Martijn de Waal (1972) is a writer, researcher and strategist, working in the field of digital media and (urban) culture. He is currently a senior researcher at the Play & Civic Media group at the Amsterdam University of Applied Sciences.

He has worked with and for various clients and organizations such as The Netherlands Architecture Institute, Open Society Foundation, The Architectural League of New York, Lift@Home, Kitchen Budapest, The Mondriaan Foundation and Dutch Public Broadcasting.

Formerly he was part of the New Media, Public Sphere and Urban Culture research group at the Faculty of Philosophy at the University of Groningen, and connected to the department of mediastudies at the University of Amsterdam. In 2009 he was a visiting scholar at MIT’s Center for Future Civic Media.
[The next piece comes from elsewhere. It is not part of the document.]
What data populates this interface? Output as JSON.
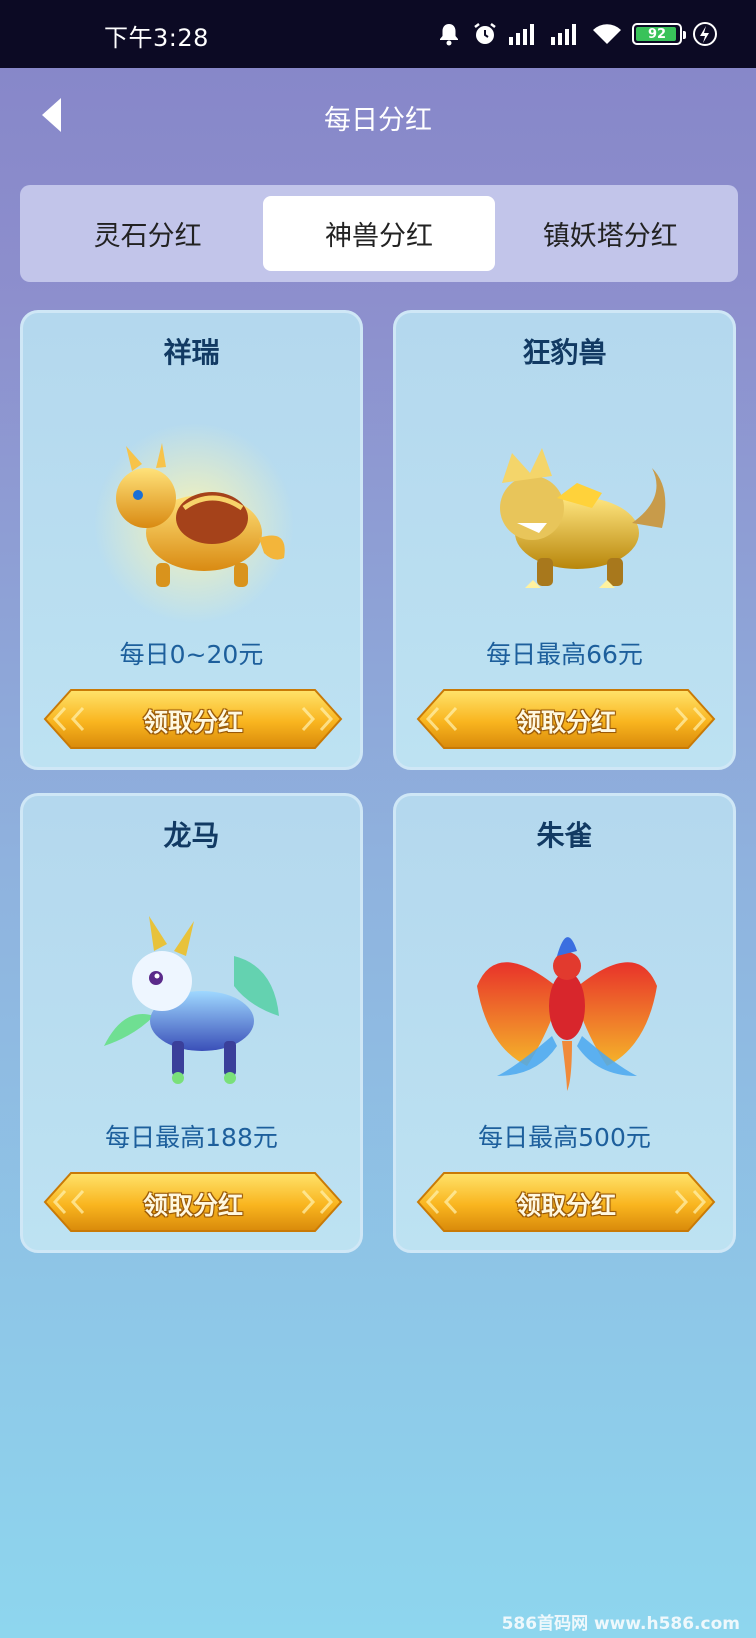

His most recent book are The City as Interface. How Digital Media Are Changing the City (NAi010 Publishers, 2014) and De Platformsamenleving (The Platform Society), co-authored with Jose van Dijck en Thomas Poell (Amsterdam University Press, 2016)